Medicine is an ever-changing ecosystem. As technology improves, new equipment is created that performs better, is safer, and easier to use. However, some devices withstand the test of time and have been with us for decades and its design will be with us into the future, albeit with some modern touches.


History of the Yankauer Tip

The Yankauer suction tip was invented around 1907, and remains the most commonly used piece of suction equipment in the world. The tips developer, Sidney Yankauer, began work in the outpatient surgery department at Mount Sinai Hospital in New York in the late 1800s, specializing in ENT.

See for yourself how a DuCanto Catheter can help during emergency airway  management. Request a FREE sample here.

He invented many medical devices that positively impacted the profession during that time, but he is best known for his rigid suction catheter, the Yankauer tip. It was originally designed to help clear the surgical field during a tonsillectomy, but its use has expanded to include many surgical procedures, as well as in-hospital and prehospital oropharyngeal suctioning.

Made of either plastic or stainless steel, the Yankauer catheter is characterized by small holes in a bulbous tip designed to remove fluid while minimizing damage to the surrounding tissues. The catheter is curved, making it maneuverable and easy to grasp.

Yet, even proven equipment like the Yankauer tip can evolve and improve through technological advances and research. The result? A new generation in suction catheters.

A New Generation

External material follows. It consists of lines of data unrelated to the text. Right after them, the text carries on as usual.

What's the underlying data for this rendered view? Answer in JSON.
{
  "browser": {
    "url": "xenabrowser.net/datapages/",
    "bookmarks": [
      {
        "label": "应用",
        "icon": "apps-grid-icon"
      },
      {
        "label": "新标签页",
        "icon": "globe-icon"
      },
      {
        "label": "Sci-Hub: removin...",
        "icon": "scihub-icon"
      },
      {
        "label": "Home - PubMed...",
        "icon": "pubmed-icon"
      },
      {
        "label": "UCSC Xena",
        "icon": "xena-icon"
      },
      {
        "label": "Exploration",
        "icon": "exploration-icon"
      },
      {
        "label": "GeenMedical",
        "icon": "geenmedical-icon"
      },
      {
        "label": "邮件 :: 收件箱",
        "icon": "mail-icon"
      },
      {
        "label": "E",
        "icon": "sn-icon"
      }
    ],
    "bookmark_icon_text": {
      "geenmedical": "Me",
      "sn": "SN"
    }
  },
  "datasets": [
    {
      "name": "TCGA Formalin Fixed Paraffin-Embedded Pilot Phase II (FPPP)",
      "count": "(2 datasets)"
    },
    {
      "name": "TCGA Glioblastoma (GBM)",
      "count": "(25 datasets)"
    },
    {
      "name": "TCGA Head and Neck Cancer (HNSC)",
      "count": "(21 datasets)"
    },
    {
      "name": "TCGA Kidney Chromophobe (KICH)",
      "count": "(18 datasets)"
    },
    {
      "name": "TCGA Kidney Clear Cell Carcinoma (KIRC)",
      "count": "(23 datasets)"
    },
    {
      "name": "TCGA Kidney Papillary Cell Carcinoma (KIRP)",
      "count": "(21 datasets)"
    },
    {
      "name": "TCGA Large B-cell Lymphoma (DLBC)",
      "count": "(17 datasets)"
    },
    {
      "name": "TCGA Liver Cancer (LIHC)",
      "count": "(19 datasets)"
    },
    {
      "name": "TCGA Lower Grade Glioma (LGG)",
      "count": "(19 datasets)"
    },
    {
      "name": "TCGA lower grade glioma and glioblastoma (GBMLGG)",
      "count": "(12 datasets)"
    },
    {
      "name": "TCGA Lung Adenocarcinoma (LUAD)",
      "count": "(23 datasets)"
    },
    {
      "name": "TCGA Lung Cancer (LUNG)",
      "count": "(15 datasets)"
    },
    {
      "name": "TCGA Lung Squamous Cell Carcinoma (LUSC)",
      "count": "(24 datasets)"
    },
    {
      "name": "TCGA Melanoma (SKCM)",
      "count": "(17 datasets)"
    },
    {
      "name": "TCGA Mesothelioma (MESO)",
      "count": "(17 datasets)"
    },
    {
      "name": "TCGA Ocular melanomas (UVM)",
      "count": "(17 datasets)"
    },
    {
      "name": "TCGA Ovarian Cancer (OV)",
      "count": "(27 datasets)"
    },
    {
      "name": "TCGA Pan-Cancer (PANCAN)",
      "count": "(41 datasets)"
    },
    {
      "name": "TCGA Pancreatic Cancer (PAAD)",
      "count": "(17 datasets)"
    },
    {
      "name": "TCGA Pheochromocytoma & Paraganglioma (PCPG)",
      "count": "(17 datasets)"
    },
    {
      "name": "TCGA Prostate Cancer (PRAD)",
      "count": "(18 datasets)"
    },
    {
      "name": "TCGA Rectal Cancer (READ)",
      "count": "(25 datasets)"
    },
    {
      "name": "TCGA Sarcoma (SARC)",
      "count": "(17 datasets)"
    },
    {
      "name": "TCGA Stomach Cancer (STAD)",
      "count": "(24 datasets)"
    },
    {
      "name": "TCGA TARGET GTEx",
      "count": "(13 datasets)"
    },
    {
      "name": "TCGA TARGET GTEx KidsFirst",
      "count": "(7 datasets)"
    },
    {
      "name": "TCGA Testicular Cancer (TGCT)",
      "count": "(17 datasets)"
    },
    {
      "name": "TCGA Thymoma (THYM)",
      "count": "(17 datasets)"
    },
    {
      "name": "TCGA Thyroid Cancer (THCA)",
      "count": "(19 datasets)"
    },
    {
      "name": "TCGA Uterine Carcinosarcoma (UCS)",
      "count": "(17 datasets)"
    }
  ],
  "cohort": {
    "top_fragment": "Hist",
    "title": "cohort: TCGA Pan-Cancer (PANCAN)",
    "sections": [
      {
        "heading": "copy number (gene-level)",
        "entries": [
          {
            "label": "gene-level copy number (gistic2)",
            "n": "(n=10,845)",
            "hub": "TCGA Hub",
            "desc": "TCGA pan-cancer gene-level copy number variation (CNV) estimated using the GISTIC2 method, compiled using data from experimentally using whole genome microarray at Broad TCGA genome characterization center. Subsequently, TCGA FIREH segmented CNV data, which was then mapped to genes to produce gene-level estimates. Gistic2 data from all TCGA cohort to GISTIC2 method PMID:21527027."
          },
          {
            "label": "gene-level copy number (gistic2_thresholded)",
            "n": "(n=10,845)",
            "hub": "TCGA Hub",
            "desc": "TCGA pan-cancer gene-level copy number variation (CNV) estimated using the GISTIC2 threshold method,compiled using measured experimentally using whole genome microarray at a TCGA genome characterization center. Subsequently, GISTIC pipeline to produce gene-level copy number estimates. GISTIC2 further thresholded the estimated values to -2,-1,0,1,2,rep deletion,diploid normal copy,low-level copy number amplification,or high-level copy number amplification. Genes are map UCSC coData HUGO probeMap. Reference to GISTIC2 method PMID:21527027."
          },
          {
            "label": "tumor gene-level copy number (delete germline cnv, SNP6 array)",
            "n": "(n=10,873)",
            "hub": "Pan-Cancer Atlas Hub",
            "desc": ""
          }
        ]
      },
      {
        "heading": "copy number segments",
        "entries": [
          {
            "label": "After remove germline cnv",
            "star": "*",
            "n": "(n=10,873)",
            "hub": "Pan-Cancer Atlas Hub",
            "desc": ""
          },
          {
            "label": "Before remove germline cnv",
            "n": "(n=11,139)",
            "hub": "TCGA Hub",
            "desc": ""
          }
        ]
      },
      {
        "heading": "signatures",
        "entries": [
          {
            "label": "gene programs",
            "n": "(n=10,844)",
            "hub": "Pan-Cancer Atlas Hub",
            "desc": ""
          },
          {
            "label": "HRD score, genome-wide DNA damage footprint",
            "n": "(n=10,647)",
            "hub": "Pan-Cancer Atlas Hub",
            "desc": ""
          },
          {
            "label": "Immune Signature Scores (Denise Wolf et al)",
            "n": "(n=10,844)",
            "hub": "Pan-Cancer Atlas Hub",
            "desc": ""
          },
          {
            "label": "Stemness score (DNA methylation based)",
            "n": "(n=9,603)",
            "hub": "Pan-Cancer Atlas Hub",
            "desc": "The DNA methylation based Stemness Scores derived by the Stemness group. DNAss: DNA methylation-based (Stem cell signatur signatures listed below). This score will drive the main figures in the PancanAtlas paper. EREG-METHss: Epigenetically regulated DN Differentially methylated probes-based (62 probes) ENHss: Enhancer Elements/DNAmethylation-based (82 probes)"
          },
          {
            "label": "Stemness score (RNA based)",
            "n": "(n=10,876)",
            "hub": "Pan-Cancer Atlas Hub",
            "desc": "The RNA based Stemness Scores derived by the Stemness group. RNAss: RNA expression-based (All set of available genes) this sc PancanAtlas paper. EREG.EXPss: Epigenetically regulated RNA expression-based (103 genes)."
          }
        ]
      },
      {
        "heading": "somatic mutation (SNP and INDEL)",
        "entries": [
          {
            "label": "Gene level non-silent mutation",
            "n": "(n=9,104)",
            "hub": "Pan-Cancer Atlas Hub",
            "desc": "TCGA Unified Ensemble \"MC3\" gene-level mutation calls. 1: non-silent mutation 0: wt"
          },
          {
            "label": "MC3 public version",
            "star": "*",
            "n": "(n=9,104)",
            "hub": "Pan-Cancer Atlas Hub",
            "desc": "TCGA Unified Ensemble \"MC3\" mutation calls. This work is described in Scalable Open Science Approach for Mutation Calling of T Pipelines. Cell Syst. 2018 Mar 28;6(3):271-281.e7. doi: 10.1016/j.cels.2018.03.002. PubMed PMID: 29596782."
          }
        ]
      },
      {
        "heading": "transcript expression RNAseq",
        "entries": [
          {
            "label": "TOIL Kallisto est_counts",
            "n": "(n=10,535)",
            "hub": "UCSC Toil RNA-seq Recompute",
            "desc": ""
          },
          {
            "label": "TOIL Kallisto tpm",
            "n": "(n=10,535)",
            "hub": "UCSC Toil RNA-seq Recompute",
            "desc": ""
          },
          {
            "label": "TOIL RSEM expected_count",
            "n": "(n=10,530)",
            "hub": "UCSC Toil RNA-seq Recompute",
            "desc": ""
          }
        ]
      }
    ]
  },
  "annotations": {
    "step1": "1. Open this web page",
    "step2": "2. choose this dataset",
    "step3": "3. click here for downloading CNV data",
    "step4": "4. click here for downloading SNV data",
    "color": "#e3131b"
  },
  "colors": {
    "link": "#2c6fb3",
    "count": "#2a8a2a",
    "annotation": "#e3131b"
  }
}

Medicine is one of the most technologically sophisticated areas of science, and has changed drastically over the past hundred years. A great example of this evolving sector can be seen in even the most basic of medical tools: the suction tip.

The Yakauer suction tip has been the standard for many years, but new designs, stronger, more durable materials, and valuable input from prehospital providers has resulted in suction tips that are more efficient at clearing the airway. And SSCOR is leading the way.

  • Hi-D Suction Tip: This well-designed suction tip has an inner diameter almost twice as large (.25”) as traditional surgical suction tips; nearly as large as the suction tubing itself. It also sports a thumb port, which allows the user great control when suctioning.

  • DuCanto Suction Catheter: Often, new devices are created in response to new techniques. Such is the case with the SSCOR DuCanto Catheter. Dr. James DuCanto developed a technique for clearing the airway called SALAD (Suction Assisted Laryngoscopy and Airway Decontamination).

The SSCOR DuCanto Catheter was developed with a large internal diameter, no thumb port and a series of ‘bends’ that allow it to be placed at the base of the oropharynx and left there, removing fluids that may continue to flow into the airway, during intubation.


New Techniques

Improved designs also usher in improvements in technique. And one of the newest trends in suction is called the SALAD technique. Suction Assisted Laryngoscopy and Airway Decontamination (SALAD) not only provides greater efficiency in clearing the airway, but results in better patient outcomes and a reduction in airway complications.

By employing new tools and advanced techniques, SSCOR is changing the suction landscape and improving patient care. So, check our video and get on board!

Editor's note: This blog was originally published on May 2017, it has since been updated with updated content.